Top of Records for this exercise

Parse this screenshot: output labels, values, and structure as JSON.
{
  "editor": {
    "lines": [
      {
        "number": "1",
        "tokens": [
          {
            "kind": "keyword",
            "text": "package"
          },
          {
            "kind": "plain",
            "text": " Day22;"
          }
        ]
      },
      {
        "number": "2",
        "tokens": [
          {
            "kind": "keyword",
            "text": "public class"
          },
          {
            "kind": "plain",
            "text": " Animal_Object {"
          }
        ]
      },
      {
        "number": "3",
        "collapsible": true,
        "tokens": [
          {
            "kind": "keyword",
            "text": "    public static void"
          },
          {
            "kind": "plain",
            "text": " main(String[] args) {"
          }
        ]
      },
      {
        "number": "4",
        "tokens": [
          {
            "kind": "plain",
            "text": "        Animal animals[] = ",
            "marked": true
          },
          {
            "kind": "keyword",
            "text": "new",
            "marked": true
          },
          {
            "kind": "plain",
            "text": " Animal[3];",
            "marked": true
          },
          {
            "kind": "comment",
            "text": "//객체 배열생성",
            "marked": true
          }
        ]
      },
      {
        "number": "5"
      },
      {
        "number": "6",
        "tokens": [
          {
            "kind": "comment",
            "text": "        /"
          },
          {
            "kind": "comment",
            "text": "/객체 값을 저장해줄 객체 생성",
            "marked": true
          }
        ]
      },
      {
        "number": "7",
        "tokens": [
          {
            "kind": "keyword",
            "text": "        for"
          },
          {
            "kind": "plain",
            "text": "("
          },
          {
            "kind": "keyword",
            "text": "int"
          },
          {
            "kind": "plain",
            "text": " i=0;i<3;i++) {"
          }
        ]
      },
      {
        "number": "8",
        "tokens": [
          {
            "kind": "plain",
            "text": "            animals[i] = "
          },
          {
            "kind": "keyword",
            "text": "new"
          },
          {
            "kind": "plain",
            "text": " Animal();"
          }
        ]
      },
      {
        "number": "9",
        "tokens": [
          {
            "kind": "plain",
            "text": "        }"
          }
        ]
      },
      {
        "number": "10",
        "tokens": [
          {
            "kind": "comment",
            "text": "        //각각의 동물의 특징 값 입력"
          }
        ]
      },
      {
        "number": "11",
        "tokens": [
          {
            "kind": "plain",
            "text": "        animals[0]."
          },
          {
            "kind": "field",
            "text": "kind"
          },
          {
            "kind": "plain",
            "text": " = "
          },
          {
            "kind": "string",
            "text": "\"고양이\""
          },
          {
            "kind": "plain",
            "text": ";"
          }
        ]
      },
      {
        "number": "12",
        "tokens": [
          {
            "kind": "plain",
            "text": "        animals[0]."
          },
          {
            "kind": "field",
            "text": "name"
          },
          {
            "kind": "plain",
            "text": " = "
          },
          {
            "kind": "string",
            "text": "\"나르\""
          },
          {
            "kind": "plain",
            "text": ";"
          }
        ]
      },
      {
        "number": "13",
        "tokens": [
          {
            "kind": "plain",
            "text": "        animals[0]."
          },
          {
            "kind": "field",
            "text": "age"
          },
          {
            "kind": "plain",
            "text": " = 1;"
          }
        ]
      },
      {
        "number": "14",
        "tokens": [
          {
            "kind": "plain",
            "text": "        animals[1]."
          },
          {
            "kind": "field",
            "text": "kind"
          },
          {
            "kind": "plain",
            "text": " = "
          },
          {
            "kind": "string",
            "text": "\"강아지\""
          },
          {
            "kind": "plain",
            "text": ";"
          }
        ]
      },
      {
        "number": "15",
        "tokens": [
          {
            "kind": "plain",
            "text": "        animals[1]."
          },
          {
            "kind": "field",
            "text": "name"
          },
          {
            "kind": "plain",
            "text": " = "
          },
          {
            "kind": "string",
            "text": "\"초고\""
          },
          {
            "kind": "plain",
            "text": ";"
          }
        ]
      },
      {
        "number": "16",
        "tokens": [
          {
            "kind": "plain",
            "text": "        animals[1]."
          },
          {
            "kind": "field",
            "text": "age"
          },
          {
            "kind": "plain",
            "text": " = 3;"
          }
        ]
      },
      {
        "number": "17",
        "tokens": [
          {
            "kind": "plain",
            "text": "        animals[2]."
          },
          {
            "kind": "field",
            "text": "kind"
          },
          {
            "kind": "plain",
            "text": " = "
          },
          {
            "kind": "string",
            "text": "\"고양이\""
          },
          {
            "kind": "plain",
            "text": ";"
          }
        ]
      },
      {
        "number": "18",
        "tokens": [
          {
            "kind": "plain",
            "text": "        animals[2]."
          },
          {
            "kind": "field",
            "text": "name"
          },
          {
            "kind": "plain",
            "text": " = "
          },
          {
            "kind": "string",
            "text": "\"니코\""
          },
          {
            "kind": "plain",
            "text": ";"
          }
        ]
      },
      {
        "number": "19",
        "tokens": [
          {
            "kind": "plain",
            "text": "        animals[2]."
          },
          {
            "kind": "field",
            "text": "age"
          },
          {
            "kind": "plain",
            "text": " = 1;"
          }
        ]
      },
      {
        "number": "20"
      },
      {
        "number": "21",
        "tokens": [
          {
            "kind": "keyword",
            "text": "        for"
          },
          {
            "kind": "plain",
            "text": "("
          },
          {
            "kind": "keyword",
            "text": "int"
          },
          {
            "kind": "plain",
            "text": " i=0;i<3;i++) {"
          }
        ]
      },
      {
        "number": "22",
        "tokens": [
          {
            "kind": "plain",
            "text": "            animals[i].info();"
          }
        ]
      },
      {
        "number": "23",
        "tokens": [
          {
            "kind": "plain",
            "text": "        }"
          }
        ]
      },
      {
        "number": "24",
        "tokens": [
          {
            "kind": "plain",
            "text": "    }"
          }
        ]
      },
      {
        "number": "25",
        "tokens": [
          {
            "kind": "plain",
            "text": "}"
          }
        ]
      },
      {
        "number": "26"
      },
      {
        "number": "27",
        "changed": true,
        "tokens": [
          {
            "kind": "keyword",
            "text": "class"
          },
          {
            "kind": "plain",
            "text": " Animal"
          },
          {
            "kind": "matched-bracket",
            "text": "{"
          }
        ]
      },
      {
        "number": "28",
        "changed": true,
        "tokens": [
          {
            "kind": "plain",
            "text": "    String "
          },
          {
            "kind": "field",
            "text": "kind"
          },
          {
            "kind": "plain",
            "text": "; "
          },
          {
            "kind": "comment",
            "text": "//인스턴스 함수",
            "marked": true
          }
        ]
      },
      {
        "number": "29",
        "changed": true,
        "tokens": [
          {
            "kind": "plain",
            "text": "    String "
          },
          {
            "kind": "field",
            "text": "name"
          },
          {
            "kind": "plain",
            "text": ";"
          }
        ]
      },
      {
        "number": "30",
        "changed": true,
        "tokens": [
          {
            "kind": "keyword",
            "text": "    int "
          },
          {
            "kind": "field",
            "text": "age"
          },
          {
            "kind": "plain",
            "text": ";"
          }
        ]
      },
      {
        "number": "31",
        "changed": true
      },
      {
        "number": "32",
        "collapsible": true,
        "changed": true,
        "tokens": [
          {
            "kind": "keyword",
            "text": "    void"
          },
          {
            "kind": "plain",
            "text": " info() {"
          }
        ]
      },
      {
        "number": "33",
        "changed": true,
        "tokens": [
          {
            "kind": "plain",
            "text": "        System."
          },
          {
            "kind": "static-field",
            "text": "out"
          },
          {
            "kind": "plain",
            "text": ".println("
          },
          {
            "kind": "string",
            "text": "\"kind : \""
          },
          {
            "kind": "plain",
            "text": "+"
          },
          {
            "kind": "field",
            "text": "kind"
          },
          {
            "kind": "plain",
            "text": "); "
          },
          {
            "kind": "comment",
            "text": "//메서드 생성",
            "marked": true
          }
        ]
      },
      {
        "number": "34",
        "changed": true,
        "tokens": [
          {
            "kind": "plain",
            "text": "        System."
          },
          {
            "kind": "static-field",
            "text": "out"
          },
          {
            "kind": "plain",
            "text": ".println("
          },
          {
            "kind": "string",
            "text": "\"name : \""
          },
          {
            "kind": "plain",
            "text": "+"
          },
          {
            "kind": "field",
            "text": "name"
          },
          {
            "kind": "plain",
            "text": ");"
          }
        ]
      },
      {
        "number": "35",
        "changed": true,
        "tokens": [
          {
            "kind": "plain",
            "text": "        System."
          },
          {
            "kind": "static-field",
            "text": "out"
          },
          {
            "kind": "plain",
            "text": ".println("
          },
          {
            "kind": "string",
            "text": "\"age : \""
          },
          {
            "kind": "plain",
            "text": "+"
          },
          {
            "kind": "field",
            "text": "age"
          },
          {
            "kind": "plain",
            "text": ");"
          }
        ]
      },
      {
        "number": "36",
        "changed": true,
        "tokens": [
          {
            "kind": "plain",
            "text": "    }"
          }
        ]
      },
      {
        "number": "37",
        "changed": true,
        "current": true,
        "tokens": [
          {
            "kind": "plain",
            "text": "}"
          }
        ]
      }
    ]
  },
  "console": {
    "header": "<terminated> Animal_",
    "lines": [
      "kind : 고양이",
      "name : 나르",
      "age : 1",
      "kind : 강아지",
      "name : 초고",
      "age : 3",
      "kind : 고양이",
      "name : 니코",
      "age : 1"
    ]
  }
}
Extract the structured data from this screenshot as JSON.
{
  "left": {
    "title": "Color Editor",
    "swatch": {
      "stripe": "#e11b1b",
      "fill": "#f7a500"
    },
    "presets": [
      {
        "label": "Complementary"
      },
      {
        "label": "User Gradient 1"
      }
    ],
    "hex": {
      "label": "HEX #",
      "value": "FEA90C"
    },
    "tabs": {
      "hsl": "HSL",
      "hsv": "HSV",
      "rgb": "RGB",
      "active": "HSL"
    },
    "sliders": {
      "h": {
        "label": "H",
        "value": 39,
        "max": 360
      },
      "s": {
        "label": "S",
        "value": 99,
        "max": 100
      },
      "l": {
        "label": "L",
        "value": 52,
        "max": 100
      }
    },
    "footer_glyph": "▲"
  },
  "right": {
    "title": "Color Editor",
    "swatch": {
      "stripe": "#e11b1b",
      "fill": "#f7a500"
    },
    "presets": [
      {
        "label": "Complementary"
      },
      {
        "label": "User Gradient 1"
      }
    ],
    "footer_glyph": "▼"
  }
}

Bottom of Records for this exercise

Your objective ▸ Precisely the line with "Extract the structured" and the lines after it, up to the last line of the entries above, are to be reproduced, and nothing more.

Exercise answer ▸
Extract the structured data from this screenshot as JSON.
{
  "left": {
    "title": "Color Editor",
    "swatch": {
      "stripe": "#e11b1b",
      "fill": "#f7a500"
    },
    "presets": [
      {
        "label": "Complementary"
      },
      {
        "label": "User Gradient 1"
      }
    ],
    "hex": {
      "label": "HEX #",
      "value": "FEA90C"
    },
    "tabs": {
      "hsl": "HSL",
      "hsv": "HSV",
      "rgb": "RGB",
      "active": "HSL"
    },
    "sliders": {
      "h": {
        "label": "H",
        "value": 39,
        "max": 360
      },
      "s": {
        "label": "S",
        "value": 99,
        "max": 100
      },
      "l": {
        "label": "L",
        "value": 52,
        "max": 100
      }
    },
    "footer_glyph": "▲"
  },
  "right": {
    "title": "Color Editor",
    "swatch": {
      "stripe": "#e11b1b",
      "fill": "#f7a500"
    },
    "presets": [
      {
        "label": "Complementary"
      },
      {
        "label": "User Gradient 1"
      }
    ],
    "footer_glyph": "▼"
  }
}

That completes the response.